(WHAT IS EXPECTED) Pictures stay out; everything else in the records below is to be repeated exactly.

________________________________________

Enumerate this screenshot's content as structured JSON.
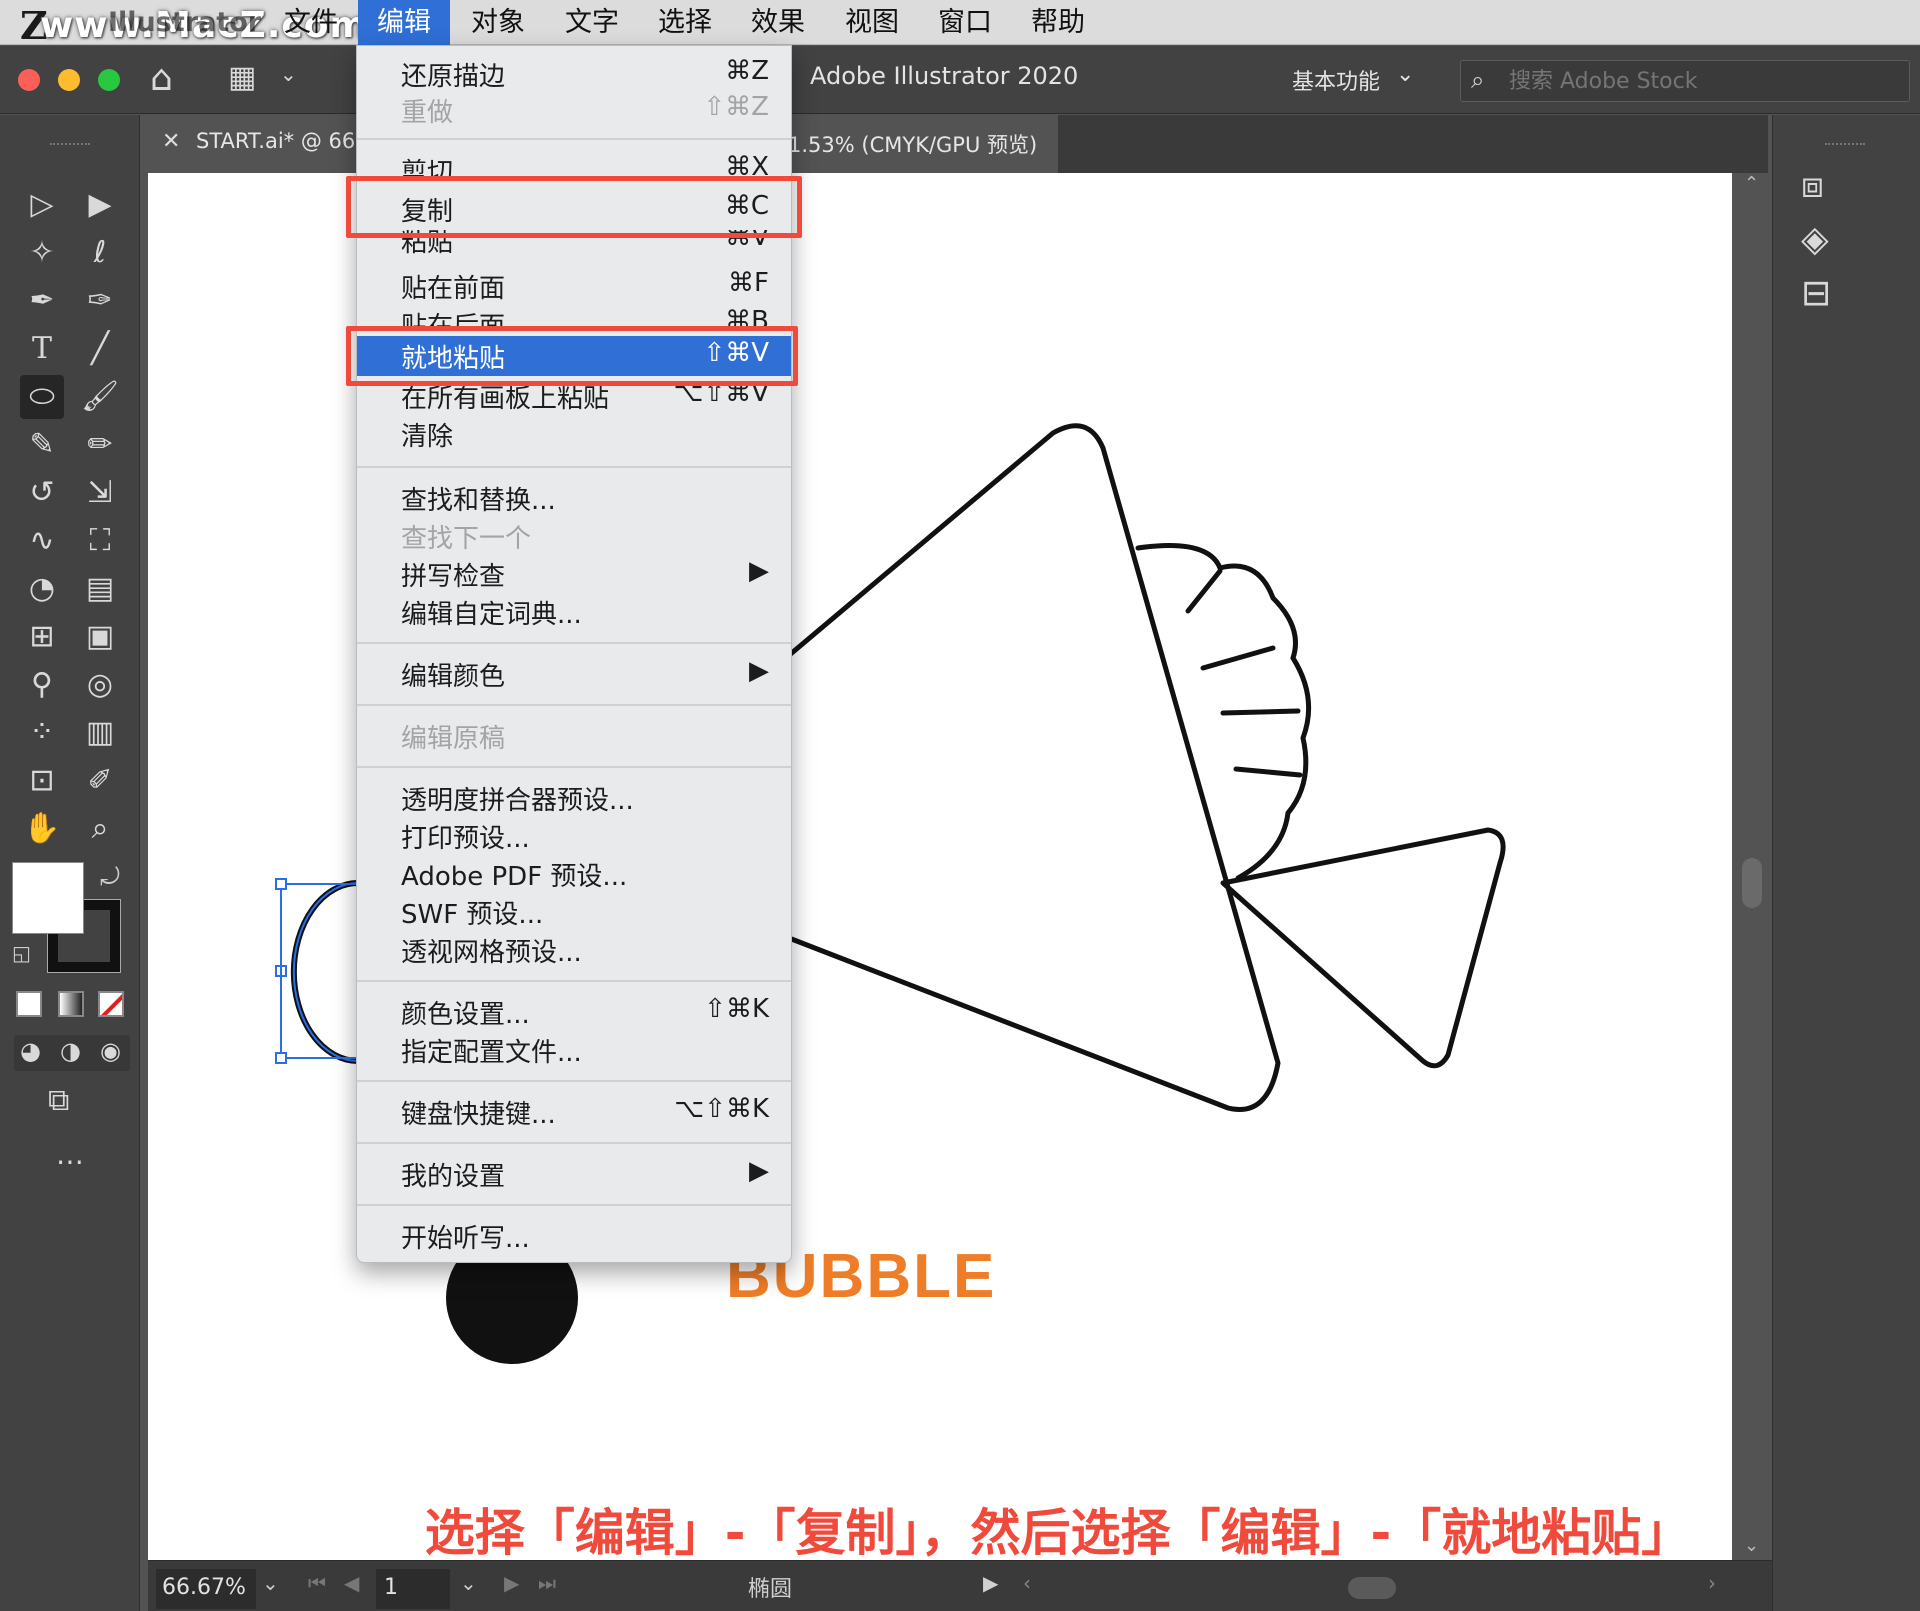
{
  "menubar": {
    "watermark": "www.MacZ.com",
    "logo": "Z",
    "app_name": "Illustrator",
    "items": [
      "文件",
      "编辑",
      "对象",
      "文字",
      "选择",
      "效果",
      "视图",
      "窗口",
      "帮助"
    ]
  },
  "appbar": {
    "title": "Adobe Illustrator 2020",
    "workspace": "基本功能",
    "search_placeholder": "搜索 Adobe Stock"
  },
  "doc_tab": {
    "name_prefix": "START.ai* @ 66.6",
    "name_suffix": "1.53% (CMYK/GPU 预览)"
  },
  "edit_menu": {
    "items": [
      {
        "label": "还原描边",
        "shortcut": "⌘Z",
        "disabled": false
      },
      {
        "label": "重做",
        "shortcut": "⇧⌘Z",
        "disabled": true
      },
      {
        "label": "剪切",
        "shortcut": "⌘X",
        "disabled": false
      },
      {
        "label": "复制",
        "shortcut": "⌘C",
        "disabled": false
      },
      {
        "label": "粘贴",
        "shortcut": "⌘V",
        "disabled": false
      },
      {
        "label": "贴在前面",
        "shortcut": "⌘F",
        "disabled": false
      },
      {
        "label": "贴在后面",
        "shortcut": "⌘B",
        "disabled": false
      },
      {
        "label": "就地粘贴",
        "shortcut": "⇧⌘V",
        "disabled": false
      },
      {
        "label": "在所有画板上粘贴",
        "shortcut": "⌥⇧⌘V",
        "disabled": false
      },
      {
        "label": "清除",
        "shortcut": "",
        "disabled": false
      },
      {
        "label": "查找和替换...",
        "shortcut": "",
        "disabled": false
      },
      {
        "label": "查找下一个",
        "shortcut": "",
        "disabled": true
      },
      {
        "label": "拼写检查",
        "shortcut": "▶",
        "disabled": false
      },
      {
        "label": "编辑自定词典...",
        "shortcut": "",
        "disabled": false
      },
      {
        "label": "编辑颜色",
        "shortcut": "▶",
        "disabled": false
      },
      {
        "label": "编辑原稿",
        "shortcut": "",
        "disabled": true
      },
      {
        "label": "透明度拼合器预设...",
        "shortcut": "",
        "disabled": false
      },
      {
        "label": "打印预设...",
        "shortcut": "",
        "disabled": false
      },
      {
        "label": "Adobe PDF 预设...",
        "shortcut": "",
        "disabled": false
      },
      {
        "label": "SWF 预设...",
        "shortcut": "",
        "disabled": false
      },
      {
        "label": "透视网格预设...",
        "shortcut": "",
        "disabled": false
      },
      {
        "label": "颜色设置...",
        "shortcut": "⇧⌘K",
        "disabled": false
      },
      {
        "label": "指定配置文件...",
        "shortcut": "",
        "disabled": false
      },
      {
        "label": "键盘快捷键...",
        "shortcut": "⌥⇧⌘K",
        "disabled": false
      },
      {
        "label": "我的设置",
        "shortcut": "▶",
        "disabled": false
      },
      {
        "label": "开始听写...",
        "shortcut": "",
        "disabled": false
      }
    ]
  },
  "canvas": {
    "bubble_label": "BUBBLE",
    "caption": "选择「编辑」-「复制」，然后选择「编辑」-「就地粘贴」"
  },
  "statusbar": {
    "zoom": "66.67%",
    "page": "1",
    "tool_name": "椭圆"
  },
  "colors": {
    "menu_highlight": "#2f6fd6",
    "annotation_red": "#f04a3c",
    "bubble_orange": "#ef7d27"
  },
  "icons": {
    "tools": [
      "selection-tool-icon",
      "direct-selection-tool-icon",
      "magic-wand-icon",
      "lasso-icon",
      "pen-tool-icon",
      "curvature-tool-icon",
      "type-tool-icon",
      "line-tool-icon",
      "ellipse-tool-icon",
      "paintbrush-icon",
      "shaper-tool-icon",
      "pencil-tool-icon",
      "rotate-tool-icon",
      "scale-tool-icon",
      "warp-tool-icon",
      "free-transform-icon",
      "shape-builder-icon",
      "perspective-grid-icon",
      "mesh-tool-icon",
      "gradient-tool-icon",
      "eyedropper-icon",
      "blend-tool-icon",
      "symbol-sprayer-icon",
      "column-graph-icon",
      "artboard-tool-icon",
      "slice-tool-icon",
      "hand-tool-icon",
      "zoom-tool-icon"
    ],
    "right_panel": [
      "properties-icon",
      "layers-icon",
      "libraries-icon"
    ]
  }
}
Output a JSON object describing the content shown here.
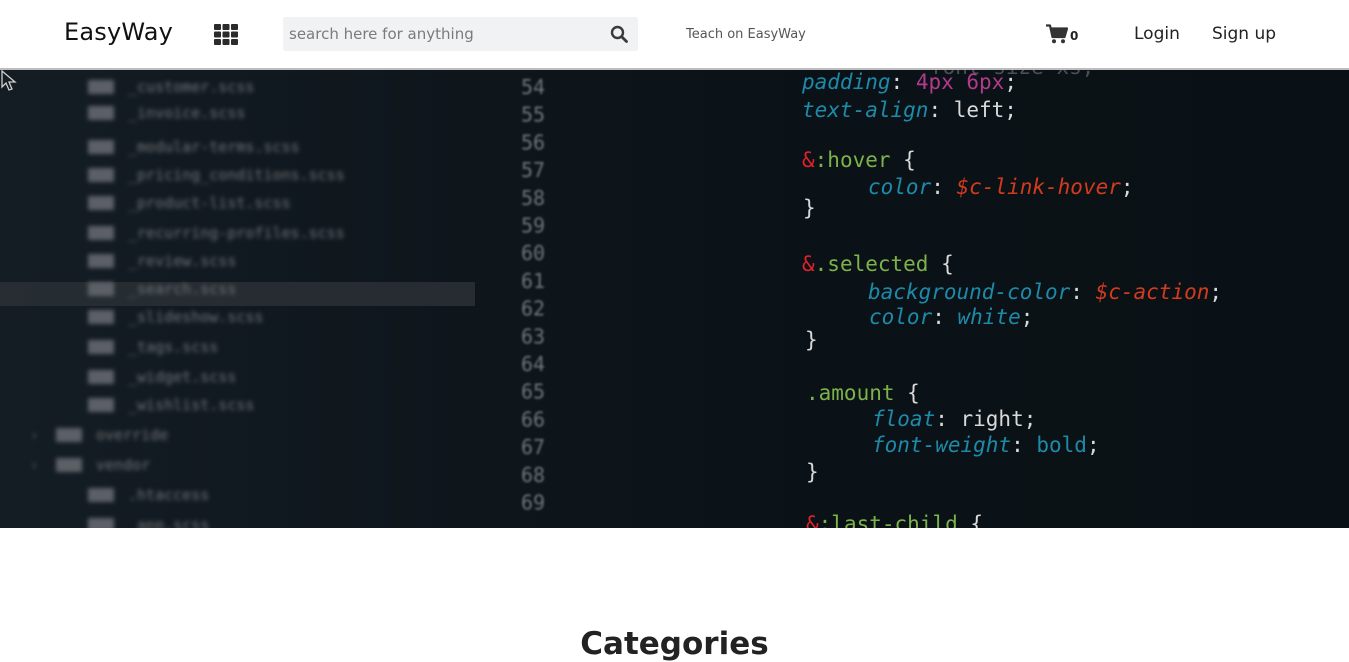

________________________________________

(EXERCISE SOLUTION)
Enumerate this screenshot's content as structured JSON.
{
  "menubar": {
    "watermark": "www.MacZ.com",
    "logo": "Z",
    "app_name": "Illustrator",
    "items": [
      "文件",
      "编辑",
      "对象",
      "文字",
      "选择",
      "效果",
      "视图",
      "窗口",
      "帮助"
    ]
  },
  "appbar": {
    "title": "Adobe Illustrator 2020",
    "workspace": "基本功能",
    "search_placeholder": "搜索 Adobe Stock"
  },
  "doc_tab": {
    "name_prefix": "START.ai* @ 66.6",
    "name_suffix": "1.53% (CMYK/GPU 预览)"
  },
  "edit_menu": {
    "items": [
      {
        "label": "还原描边",
        "shortcut": "⌘Z",
        "disabled": false
      },
      {
        "label": "重做",
        "shortcut": "⇧⌘Z",
        "disabled": true
      },
      {
        "label": "剪切",
        "shortcut": "⌘X",
        "disabled": false
      },
      {
        "label": "复制",
        "shortcut": "⌘C",
        "disabled": false
      },
      {
        "label": "粘贴",
        "shortcut": "⌘V",
        "disabled": false
      },
      {
        "label": "贴在前面",
        "shortcut": "⌘F",
        "disabled": false
      },
      {
        "label": "贴在后面",
        "shortcut": "⌘B",
        "disabled": false
      },
      {
        "label": "就地粘贴",
        "shortcut": "⇧⌘V",
        "disabled": false
      },
      {
        "label": "在所有画板上粘贴",
        "shortcut": "⌥⇧⌘V",
        "disabled": false
      },
      {
        "label": "清除",
        "shortcut": "",
        "disabled": false
      },
      {
        "label": "查找和替换...",
        "shortcut": "",
        "disabled": false
      },
      {
        "label": "查找下一个",
        "shortcut": "",
        "disabled": true
      },
      {
        "label": "拼写检查",
        "shortcut": "▶",
        "disabled": false
      },
      {
        "label": "编辑自定词典...",
        "shortcut": "",
        "disabled": false
      },
      {
        "label": "编辑颜色",
        "shortcut": "▶",
        "disabled": false
      },
      {
        "label": "编辑原稿",
        "shortcut": "",
        "disabled": true
      },
      {
        "label": "透明度拼合器预设...",
        "shortcut": "",
        "disabled": false
      },
      {
        "label": "打印预设...",
        "shortcut": "",
        "disabled": false
      },
      {
        "label": "Adobe PDF 预设...",
        "shortcut": "",
        "disabled": false
      },
      {
        "label": "SWF 预设...",
        "shortcut": "",
        "disabled": false
      },
      {
        "label": "透视网格预设...",
        "shortcut": "",
        "disabled": false
      },
      {
        "label": "颜色设置...",
        "shortcut": "⇧⌘K",
        "disabled": false
      },
      {
        "label": "指定配置文件...",
        "shortcut": "",
        "disabled": false
      },
      {
        "label": "键盘快捷键...",
        "shortcut": "⌥⇧⌘K",
        "disabled": false
      },
      {
        "label": "我的设置",
        "shortcut": "▶",
        "disabled": false
      },
      {
        "label": "开始听写...",
        "shortcut": "",
        "disabled": false
      }
    ]
  },
  "canvas": {
    "bubble_label": "BUBBLE",
    "caption": "选择「编辑」-「复制」，然后选择「编辑」-「就地粘贴」"
  },
  "statusbar": {
    "zoom": "66.67%",
    "page": "1",
    "tool_name": "椭圆"
  },
  "colors": {
    "menu_highlight": "#2f6fd6",
    "annotation_red": "#f04a3c",
    "bubble_orange": "#ef7d27"
  },
  "icons": {
    "tools": [
      "selection-tool-icon",
      "direct-selection-tool-icon",
      "magic-wand-icon",
      "lasso-icon",
      "pen-tool-icon",
      "curvature-tool-icon",
      "type-tool-icon",
      "line-tool-icon",
      "ellipse-tool-icon",
      "paintbrush-icon",
      "shaper-tool-icon",
      "pencil-tool-icon",
      "rotate-tool-icon",
      "scale-tool-icon",
      "warp-tool-icon",
      "free-transform-icon",
      "shape-builder-icon",
      "perspective-grid-icon",
      "mesh-tool-icon",
      "gradient-tool-icon",
      "eyedropper-icon",
      "blend-tool-icon",
      "symbol-sprayer-icon",
      "column-graph-icon",
      "artboard-tool-icon",
      "slice-tool-icon",
      "hand-tool-icon",
      "zoom-tool-icon"
    ],
    "right_panel": [
      "properties-icon",
      "layers-icon",
      "libraries-icon"
    ]
  }
}
Output a JSON object describing the content shown here.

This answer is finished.